When you start your program running Windows XP, you may encounter one of the following messages:
"Unable to execute program"
"Error Code: 0xC0150002 : The application failed to initialize properly. Click on OK to terminate the application."
Or even other messages, none of which are particularly informing about the cause of the problem.
If you are lucky, you'll come up with the idea to look into the Systems Event log (not the applications event look as somebody might guess). And yes, there may be a bit more information:
"Dependent Assembly Microsoft.VC80.CRT could not be found and Last Error was The referenced assembly is not installed on your system."
"Component identity found in manifest does not match the identity of the component requested."
That's better, but it still doesn't tell you what version it was searching, and why it didn't use a different version, existing on the system. On a machine that I just reproduced this message, four similar versions of this very DLL exist in the side-by-side repository:
The version requested was:
I know that because I wrote the program and I inspected the manifest file used to link the program. I would, otherwise I'd have no idea what version is needed.
Things are better with Windows 7: System messages are more informative and starting with Windows Vista a new tool has been introduced: sxstrace which is designed to retrieve information about the root causes. To use sxstrace:
- Start sxstrace in logging mode
- Reproduce the problem
- Stop sxstrace logging
- Parse the created log file and convert it to human readable information
Sometimes this works, sometimes it doesn't. In any event it is a tool that the typical user will be unable to handle. A support tool may collect entries from the systems event log and transmit them to the support center -- but it isn't able to use sxstrace. That's a task for a administrator. If you managed to run sxstrace successfully, the output is some diagnostic text that explains in more detail what the problem is. But it still won't tell you, where to find the exactly required DLL. Microsoft used tohave a page that helped to locate specific DLL versions, but alas, this service has been terminated.
So far the program concerned still can not be started by Windows. The only solution is to "somehow" find the needed DLLs and install them. If this "somehow" does not work, the program can not be used at all.
The more assemblies a program uses, the more conflicts may occur and in many cases more size is required for the installer as well as on disk. A DLL would save disk space, if it is used by a large number of applications. But in practice Microsoft now ships so many different assembly versions, that they increase disk space used instead of saving disk spaceit.
Table 1 shows the most typical ways, a application is assembled and their consequences.
To avoid DLL-Hell in 2010, the best way is:
Don't use public DLLs or assemblies at all.
Don't use the Side-by-side manager.
Include all DLLs privately in the applications bin-directory and use private assemblies as far as possible if assemblies can not be avoided.
The best way to defeat all DLL conflicts is don't use any DLLs at all, but use static libraries instead. Its also possible to bypass the whole side-by-side and all assemblies, if desired. By default, Visual Studio per creates a manifest file for your project, but its easy to remove this in the Project settings and to work the old way, just using the DLLs in your applications folder.

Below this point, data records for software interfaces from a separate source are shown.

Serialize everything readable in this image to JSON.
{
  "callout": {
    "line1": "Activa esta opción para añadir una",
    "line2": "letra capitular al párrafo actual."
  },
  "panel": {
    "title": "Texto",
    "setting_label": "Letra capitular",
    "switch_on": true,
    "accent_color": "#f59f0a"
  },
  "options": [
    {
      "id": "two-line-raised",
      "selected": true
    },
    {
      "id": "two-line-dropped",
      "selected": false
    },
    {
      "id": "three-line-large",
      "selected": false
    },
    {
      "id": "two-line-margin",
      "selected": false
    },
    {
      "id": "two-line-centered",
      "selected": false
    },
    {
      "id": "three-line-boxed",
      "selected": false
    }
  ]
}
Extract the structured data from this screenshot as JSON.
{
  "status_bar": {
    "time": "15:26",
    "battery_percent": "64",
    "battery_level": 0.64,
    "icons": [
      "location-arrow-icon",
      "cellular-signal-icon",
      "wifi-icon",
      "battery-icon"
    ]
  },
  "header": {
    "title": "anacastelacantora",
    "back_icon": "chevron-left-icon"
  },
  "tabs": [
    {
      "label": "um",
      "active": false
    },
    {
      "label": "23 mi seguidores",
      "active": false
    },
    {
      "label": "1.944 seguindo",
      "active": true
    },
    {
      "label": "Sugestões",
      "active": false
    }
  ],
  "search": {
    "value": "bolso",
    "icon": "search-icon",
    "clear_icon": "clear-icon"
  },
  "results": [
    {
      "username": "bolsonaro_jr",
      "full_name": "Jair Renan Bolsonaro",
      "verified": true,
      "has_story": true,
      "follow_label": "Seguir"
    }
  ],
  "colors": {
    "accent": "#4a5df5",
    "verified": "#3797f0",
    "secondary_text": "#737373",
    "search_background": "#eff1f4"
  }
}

And, of course, none of these options may not be practical for all applications -- for large applications DLLs are a way to keep the executable file small and loading fast, and also to keep things maintainable without reinstalling the whole application.
If in question, statically bound libraries are much better, even if they may cause some redundancy. Also redundancy is not avoidable when different thrid-party DLLs require different versions of one and the same Microsoft DLLs.
DLL-Hell in 2010
Assume you have a new great tool --say, the side-by-side manger that resolves all conflicts and keeps track about everything, if installed properly. That's an improvement. But shouldn't there be some fallback mechanism that makes it possible to get things running? Shouldn't it be possible to use a existing DLL of very similar version that is existing, instead of denying a program to run? The latter is a catastrophe for users and for support (if existent). This seems especially hard to understand in the case of a long concluded part such as the C standard library.
And shouldn't there be more straight and distinct information to vendors and to system administrators? Experienced administrators who were confronted with 0xC0150002 in my presence had no idea how to proceed. Amusingly, Microsoft apparently published an article The End of DLL Hell a while ago, but all links to it (even those on www.microsoft.com) point to a page containing the text "This content has been removed".
It is worth noting that DLLs no longer save disk space. In fact, the opposite is the case. If you have a look into the side-by-side repository (found in Windows' WinSXS directory), you will find, that its 5 GB on Windows 7 and even 7 GB on Windows Server 2008, containing 40.000 files with numerous versions of roughly all Microsoft Libraries. That's about 50% of the disk space used by Windows in total. We were needing s solution, but we created a monster.